Entries from a dataset of interfaces
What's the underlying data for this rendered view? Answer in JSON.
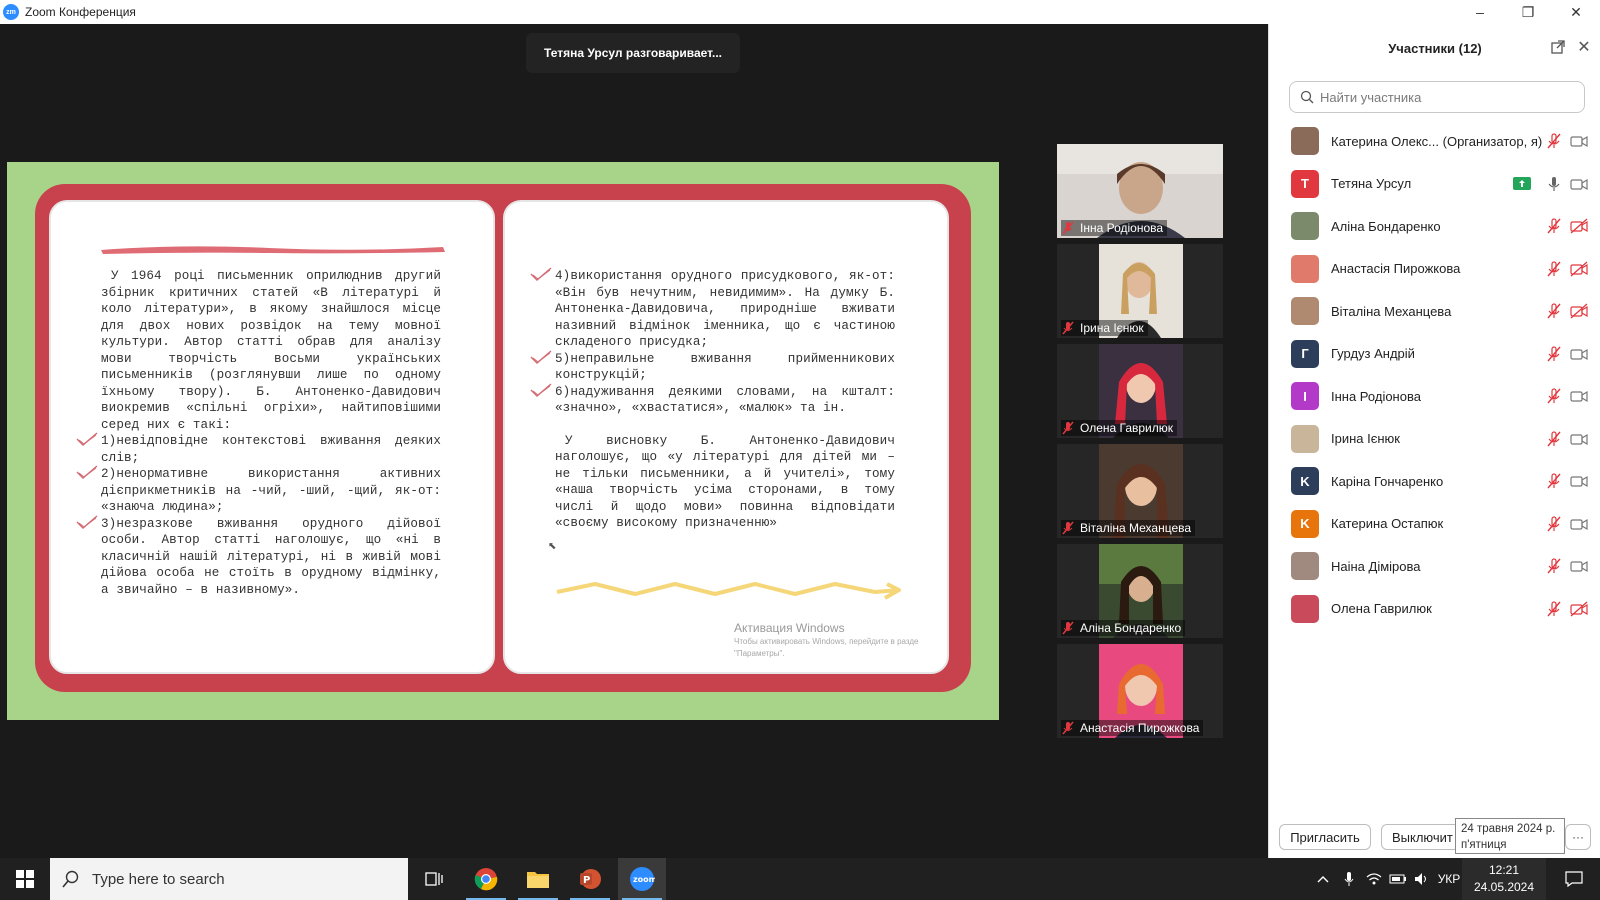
{
  "window": {
    "logo_text": "zm",
    "title": "Zoom Конференция",
    "minimize": "–",
    "restore": "❐",
    "close": "✕"
  },
  "banner": {
    "speaking": "Тетяна Урсул разговаривает..."
  },
  "slide": {
    "left_intro": "У 1964 році письменник оприлюднив другий збірник критичних статей «В літературі й коло літератури», в якому знайшлося місце для двох нових розвідок на тему мовної культури. Автор статті обрав для аналізу мови творчість восьми українських письменників (розглянувши лише по одному їхньому твору). Б. Антоненко-Давидович виокремив «спільні огріхи», найтиповішими серед них є такі:",
    "left_item1": "1)невідповідне контекстові вживання деяких слів;",
    "left_item2": "2)ненормативне використання активних дієприкметників на -чий, -ший, -щий, як-от: «знаюча людина»;",
    "left_item3": "3)незразкове вживання орудного дійової особи. Автор статті наголошує, що «ні в класичній нашій літературі, ні в живій мові дійова особа не стоїть в орудному відмінку, а звичайно – в називному».",
    "right_item4": "4)використання орудного присудкового, як-от: «Він був нечутним, невидимим». На думку Б. Антоненка-Давидовича, природніше вживати називний відмінок іменника, що є частиною складеного присудка;",
    "right_item5": "5)неправильне вживання прийменникових конструкцій;",
    "right_item6": "6)надуживання деякими словами, на кшталт: «значно», «хвастатися», «малюк» та ін.",
    "right_conclusion": "У висновку Б. Антоненко-Давидович наголошує, що «у літературі для дітей ми – не тільки письменники, а й учителі», тому «наша творчість усіма сторонами, в тому числі й щодо мови» повинна відповідати «своєму високому призначенню»",
    "watermark_title": "Активация Windows",
    "watermark_line1": "Чтобы активировать Windows, перейдите в разде",
    "watermark_line2": "\"Параметры\"."
  },
  "tiles": [
    {
      "name": "Інна Родіонова"
    },
    {
      "name": "Ірина Ієнюк"
    },
    {
      "name": "Олена Гаврилюк"
    },
    {
      "name": "Віталіна Механцева"
    },
    {
      "name": "Аліна Бондаренко"
    },
    {
      "name": "Анастасія Пирожкова"
    }
  ],
  "panel": {
    "title": "Участники (12)",
    "search_placeholder": "Найти участника",
    "participants": [
      {
        "name": "Катерина Олекс... (Организатор, я)",
        "initial": "",
        "color": "#8a6b5a",
        "mic": "muted",
        "cam": "on"
      },
      {
        "name": "Тетяна Урсул",
        "initial": "T",
        "color": "#e0383e",
        "mic": "on",
        "cam": "on",
        "sharing": true
      },
      {
        "name": "Аліна Бондаренко",
        "initial": "",
        "color": "#7a8a6a",
        "mic": "muted",
        "cam": "off"
      },
      {
        "name": "Анастасія Пирожкова",
        "initial": "",
        "color": "#e07a6a",
        "mic": "muted",
        "cam": "off"
      },
      {
        "name": "Віталіна Механцева",
        "initial": "",
        "color": "#b08a70",
        "mic": "muted",
        "cam": "off"
      },
      {
        "name": "Гурдуз Андрій",
        "initial": "Г",
        "color": "#2c3e5a",
        "mic": "muted",
        "cam": "on"
      },
      {
        "name": "Інна Родіонова",
        "initial": "I",
        "color": "#b33ac9",
        "mic": "muted",
        "cam": "on"
      },
      {
        "name": "Ірина Ієнюк",
        "initial": "",
        "color": "#c9b59a",
        "mic": "muted",
        "cam": "on"
      },
      {
        "name": "Каріна Гончаренко",
        "initial": "K",
        "color": "#2c3e5a",
        "mic": "muted",
        "cam": "on"
      },
      {
        "name": "Катерина Остапюк",
        "initial": "K",
        "color": "#e8740c",
        "mic": "muted",
        "cam": "on"
      },
      {
        "name": "Наіна Дімірова",
        "initial": "",
        "color": "#a08a80",
        "mic": "muted",
        "cam": "on"
      },
      {
        "name": "Олена Гаврилюк",
        "initial": "",
        "color": "#c94a5a",
        "mic": "muted",
        "cam": "off"
      }
    ],
    "invite": "Пригласить",
    "mute_all": "Выключит",
    "tooltip_date": "24 травня 2024 р.",
    "tooltip_day": "п'ятниця",
    "more": "···"
  },
  "taskbar": {
    "search_placeholder": "Type here to search",
    "language": "УКР",
    "time": "12:21",
    "date": "24.05.2024"
  },
  "colors": {
    "slide_bg": "#a8d48a",
    "book_red": "#c8424e",
    "zoom_blue": "#2d8cff",
    "muted_red": "#e0383e"
  }
}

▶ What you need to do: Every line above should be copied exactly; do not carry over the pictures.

▶ Task result:
What's the underlying data for this rendered view? Answer in JSON.
{
  "window": {
    "logo_text": "zm",
    "title": "Zoom Конференция",
    "minimize": "–",
    "restore": "❐",
    "close": "✕"
  },
  "banner": {
    "speaking": "Тетяна Урсул разговаривает..."
  },
  "slide": {
    "left_intro": "У 1964 році письменник оприлюднив другий збірник критичних статей «В літературі й коло літератури», в якому знайшлося місце для двох нових розвідок на тему мовної культури. Автор статті обрав для аналізу мови творчість восьми українських письменників (розглянувши лише по одному їхньому твору). Б. Антоненко-Давидович виокремив «спільні огріхи», найтиповішими серед них є такі:",
    "left_item1": "1)невідповідне контекстові вживання деяких слів;",
    "left_item2": "2)ненормативне використання активних дієприкметників на -чий, -ший, -щий, як-от: «знаюча людина»;",
    "left_item3": "3)незразкове вживання орудного дійової особи. Автор статті наголошує, що «ні в класичній нашій літературі, ні в живій мові дійова особа не стоїть в орудному відмінку, а звичайно – в називному».",
    "right_item4": "4)використання орудного присудкового, як-от: «Він був нечутним, невидимим». На думку Б. Антоненка-Давидовича, природніше вживати називний відмінок іменника, що є частиною складеного присудка;",
    "right_item5": "5)неправильне вживання прийменникових конструкцій;",
    "right_item6": "6)надуживання деякими словами, на кшталт: «значно», «хвастатися», «малюк» та ін.",
    "right_conclusion": "У висновку Б. Антоненко-Давидович наголошує, що «у літературі для дітей ми – не тільки письменники, а й учителі», тому «наша творчість усіма сторонами, в тому числі й щодо мови» повинна відповідати «своєму високому призначенню»",
    "watermark_title": "Активация Windows",
    "watermark_line1": "Чтобы активировать Windows, перейдите в разде",
    "watermark_line2": "\"Параметры\"."
  },
  "tiles": [
    {
      "name": "Інна Родіонова"
    },
    {
      "name": "Ірина Ієнюк"
    },
    {
      "name": "Олена Гаврилюк"
    },
    {
      "name": "Віталіна Механцева"
    },
    {
      "name": "Аліна Бондаренко"
    },
    {
      "name": "Анастасія Пирожкова"
    }
  ],
  "panel": {
    "title": "Участники (12)",
    "search_placeholder": "Найти участника",
    "participants": [
      {
        "name": "Катерина Олекс... (Организатор, я)",
        "initial": "",
        "color": "#8a6b5a",
        "mic": "muted",
        "cam": "on"
      },
      {
        "name": "Тетяна Урсул",
        "initial": "T",
        "color": "#e0383e",
        "mic": "on",
        "cam": "on",
        "sharing": true
      },
      {
        "name": "Аліна Бондаренко",
        "initial": "",
        "color": "#7a8a6a",
        "mic": "muted",
        "cam": "off"
      },
      {
        "name": "Анастасія Пирожкова",
        "initial": "",
        "color": "#e07a6a",
        "mic": "muted",
        "cam": "off"
      },
      {
        "name": "Віталіна Механцева",
        "initial": "",
        "color": "#b08a70",
        "mic": "muted",
        "cam": "off"
      },
      {
        "name": "Гурдуз Андрій",
        "initial": "Г",
        "color": "#2c3e5a",
        "mic": "muted",
        "cam": "on"
      },
      {
        "name": "Інна Родіонова",
        "initial": "I",
        "color": "#b33ac9",
        "mic": "muted",
        "cam": "on"
      },
      {
        "name": "Ірина Ієнюк",
        "initial": "",
        "color": "#c9b59a",
        "mic": "muted",
        "cam": "on"
      },
      {
        "name": "Каріна Гончаренко",
        "initial": "K",
        "color": "#2c3e5a",
        "mic": "muted",
        "cam": "on"
      },
      {
        "name": "Катерина Остапюк",
        "initial": "K",
        "color": "#e8740c",
        "mic": "muted",
        "cam": "on"
      },
      {
        "name": "Наіна Дімірова",
        "initial": "",
        "color": "#a08a80",
        "mic": "muted",
        "cam": "on"
      },
      {
        "name": "Олена Гаврилюк",
        "initial": "",
        "color": "#c94a5a",
        "mic": "muted",
        "cam": "off"
      }
    ],
    "invite": "Пригласить",
    "mute_all": "Выключит",
    "tooltip_date": "24 травня 2024 р.",
    "tooltip_day": "п'ятниця",
    "more": "···"
  },
  "taskbar": {
    "search_placeholder": "Type here to search",
    "language": "УКР",
    "time": "12:21",
    "date": "24.05.2024"
  },
  "colors": {
    "slide_bg": "#a8d48a",
    "book_red": "#c8424e",
    "zoom_blue": "#2d8cff",
    "muted_red": "#e0383e"
  }
}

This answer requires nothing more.